**Description of the task**
Check each line below for "this" and report how many have it, nothing else.

Data about app and page elements:
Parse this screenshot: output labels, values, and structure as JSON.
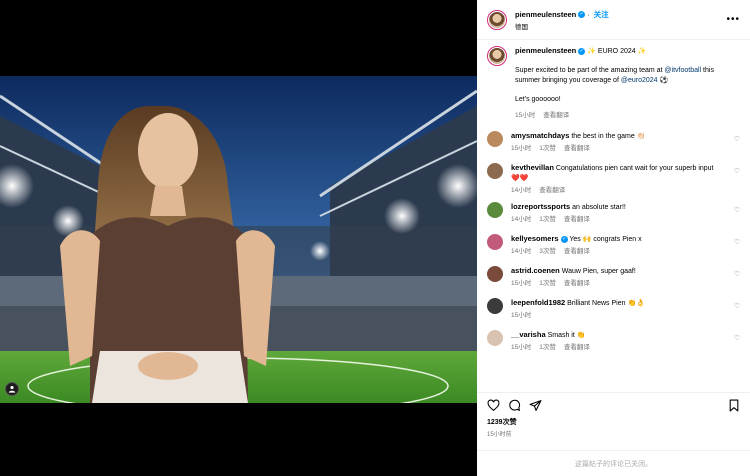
{
  "post_author": {
    "username": "pienmeulensteen",
    "follow_label": "关注",
    "location": "德国"
  },
  "caption": {
    "username": "pienmeulensteen",
    "headline": "✨ EURO 2024 ✨",
    "text_part1": "Super excited to be part of the amazing team at ",
    "mention1": "@itvfootball",
    "text_part2": " this summer bringing you coverage of ",
    "mention2": "@euro2024",
    "emoji": " ⚽",
    "line2": "Let's goooooo!",
    "time": "15小时",
    "translate": "查看翻译"
  },
  "comments": [
    {
      "username": "amysmatchdays",
      "verified": false,
      "text": "the best in the game 👏🏻",
      "time": "15小时",
      "likes": "1次赞",
      "translate": "查看翻译",
      "avatar_color": "#b98a5e"
    },
    {
      "username": "kevthevillan",
      "verified": false,
      "text": "Congatulations pien cant wait for your superb input ❤️❤️",
      "time": "14小时",
      "likes": "",
      "translate": "查看翻译",
      "avatar_color": "#8c6a4f"
    },
    {
      "username": "lozreportssports",
      "verified": false,
      "text": "an absolute star!!",
      "time": "14小时",
      "likes": "1次赞",
      "translate": "查看翻译",
      "avatar_color": "#5a8a3c"
    },
    {
      "username": "kellyesomers",
      "verified": true,
      "text": "Yes 🙌 congrats Pien x",
      "time": "14小时",
      "likes": "3次赞",
      "translate": "查看翻译",
      "avatar_color": "#c25b7a"
    },
    {
      "username": "astrid.coenen",
      "verified": false,
      "text": "Wauw Pien, super gaaf!",
      "time": "15小时",
      "likes": "1次赞",
      "translate": "查看翻译",
      "avatar_color": "#7a4b3a"
    },
    {
      "username": "leepenfold1982",
      "verified": false,
      "text": "Brilliant News Pien 👏👌",
      "time": "15小时",
      "likes": "",
      "translate": "",
      "avatar_color": "#3b3b3b"
    },
    {
      "username": "__varisha",
      "verified": false,
      "text": "Smash it 👏",
      "time": "15小时",
      "likes": "1次赞",
      "translate": "查看翻译",
      "avatar_color": "#d9c2b0"
    }
  ],
  "engagement": {
    "likes": "1239次赞",
    "time": "15小时前",
    "comments_closed": "这篇帖子的评论已关闭。"
  },
  "icons": {
    "like": "heart-icon",
    "comment": "comment-icon",
    "share": "share-icon",
    "save": "bookmark-icon",
    "tag": "user-tag-icon",
    "more": "more-options-icon"
  }
}
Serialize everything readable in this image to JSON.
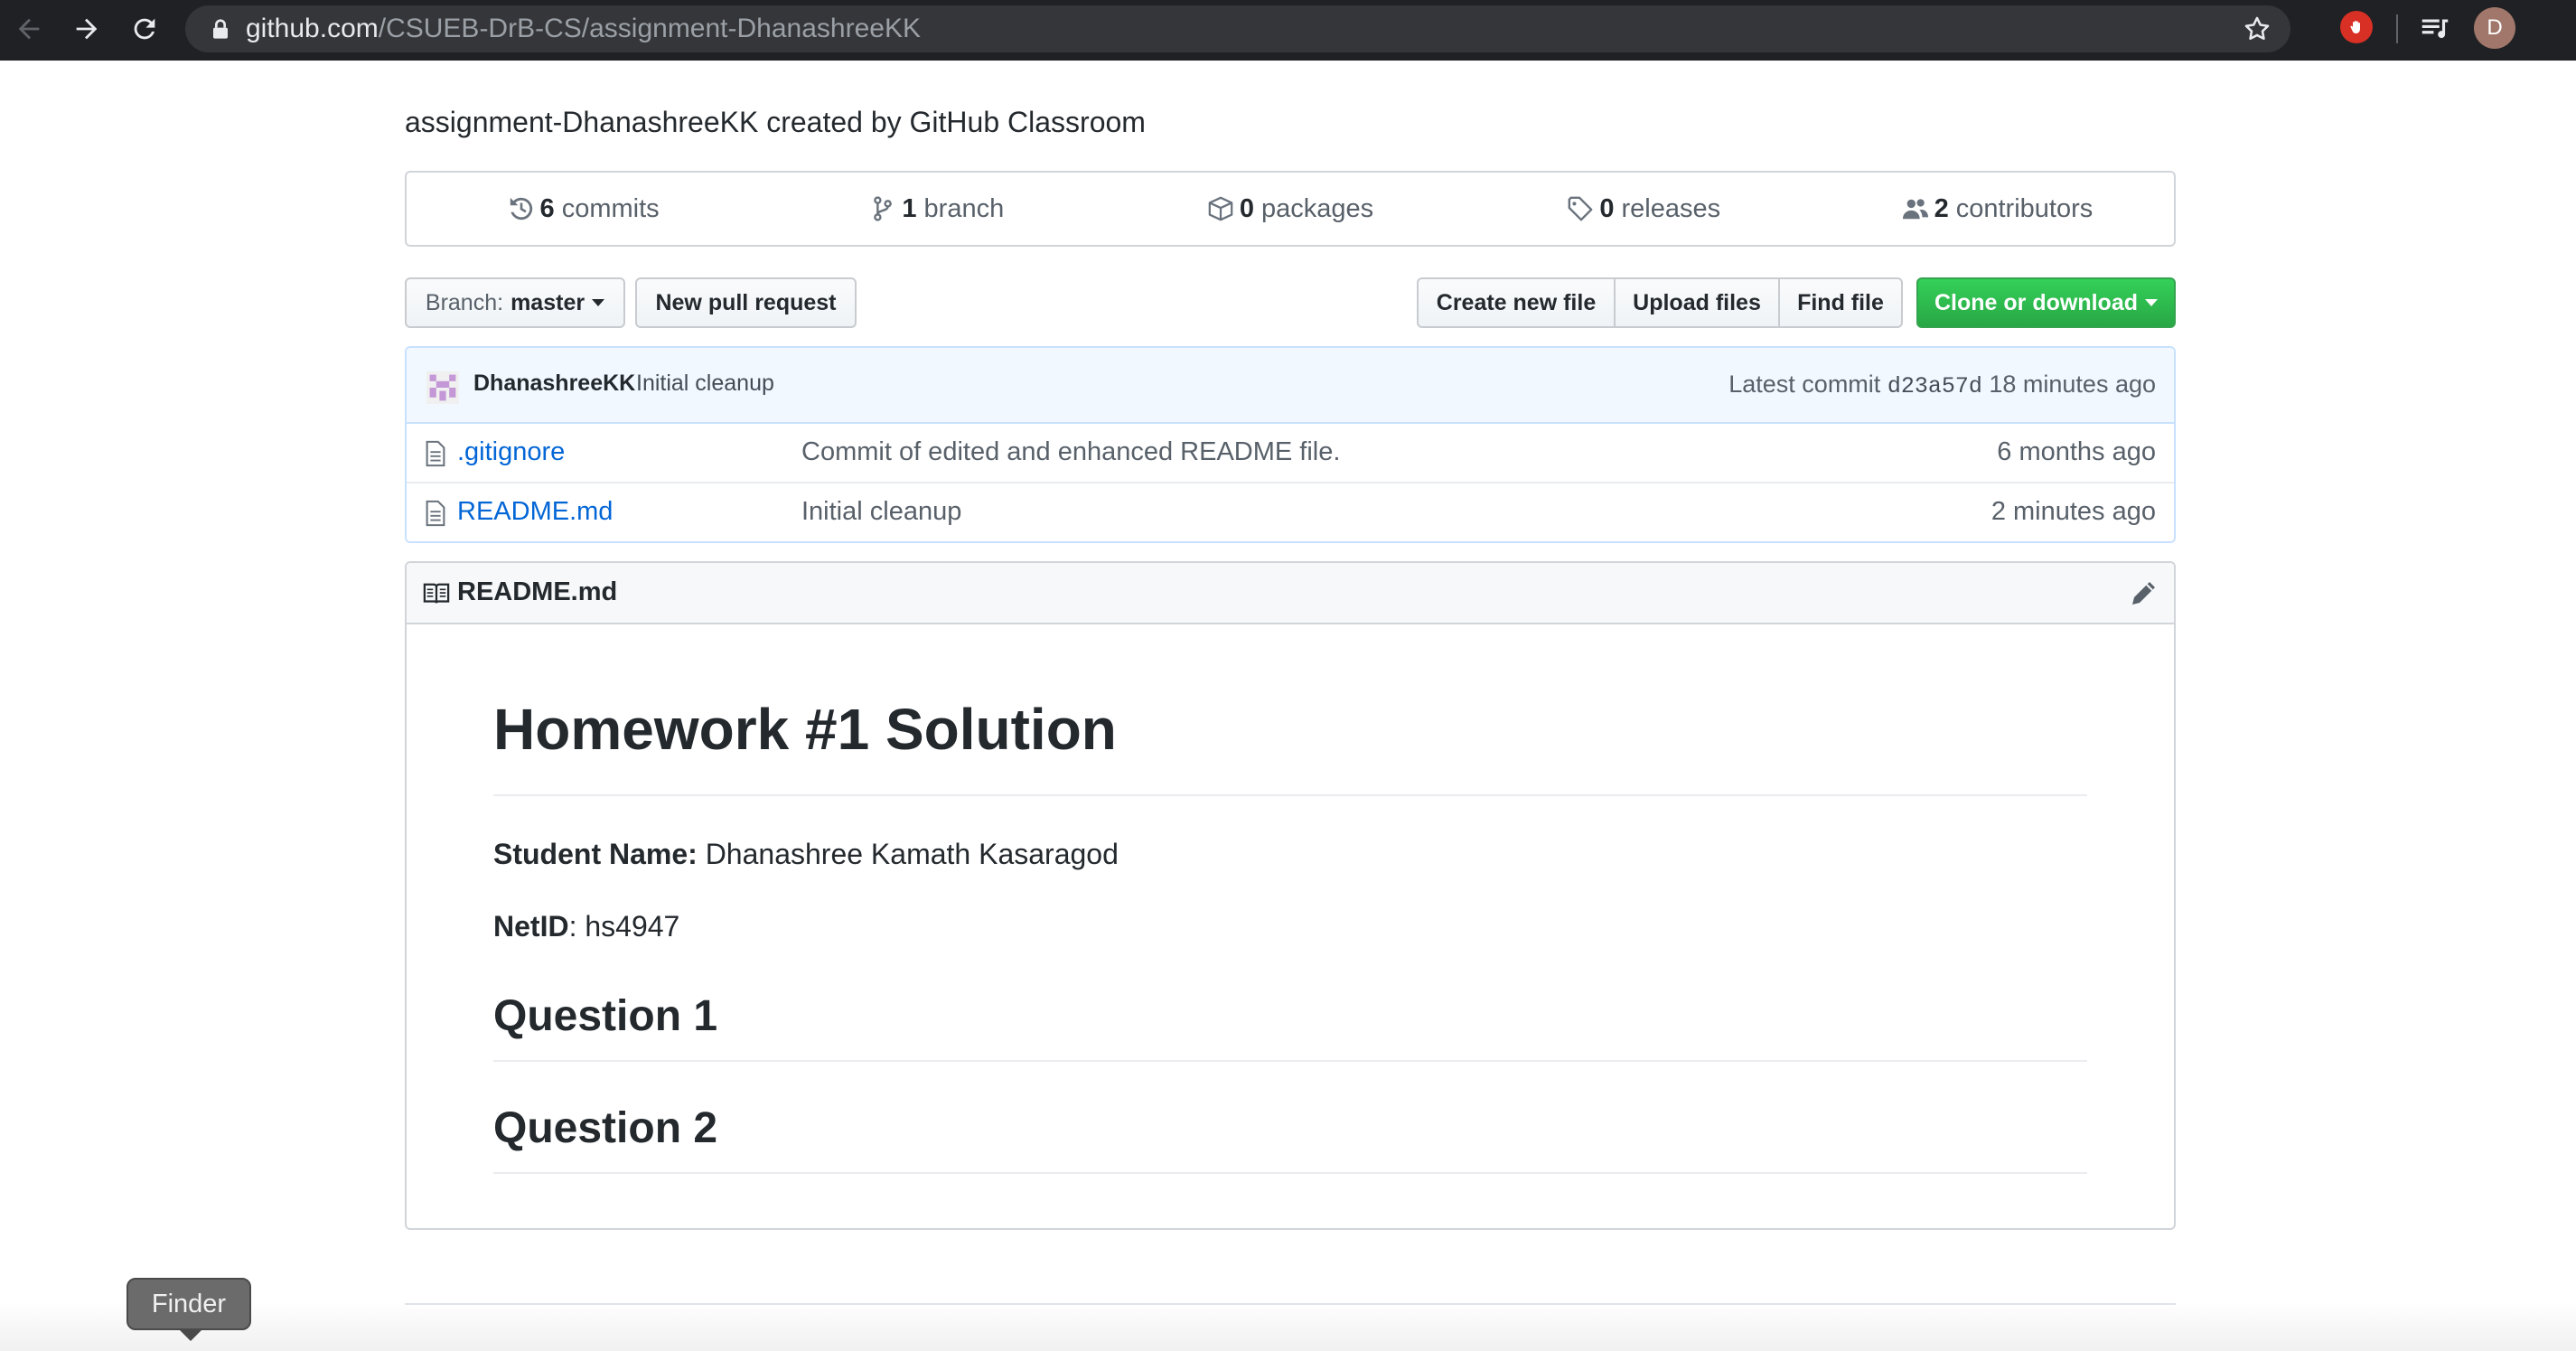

**Task output**
3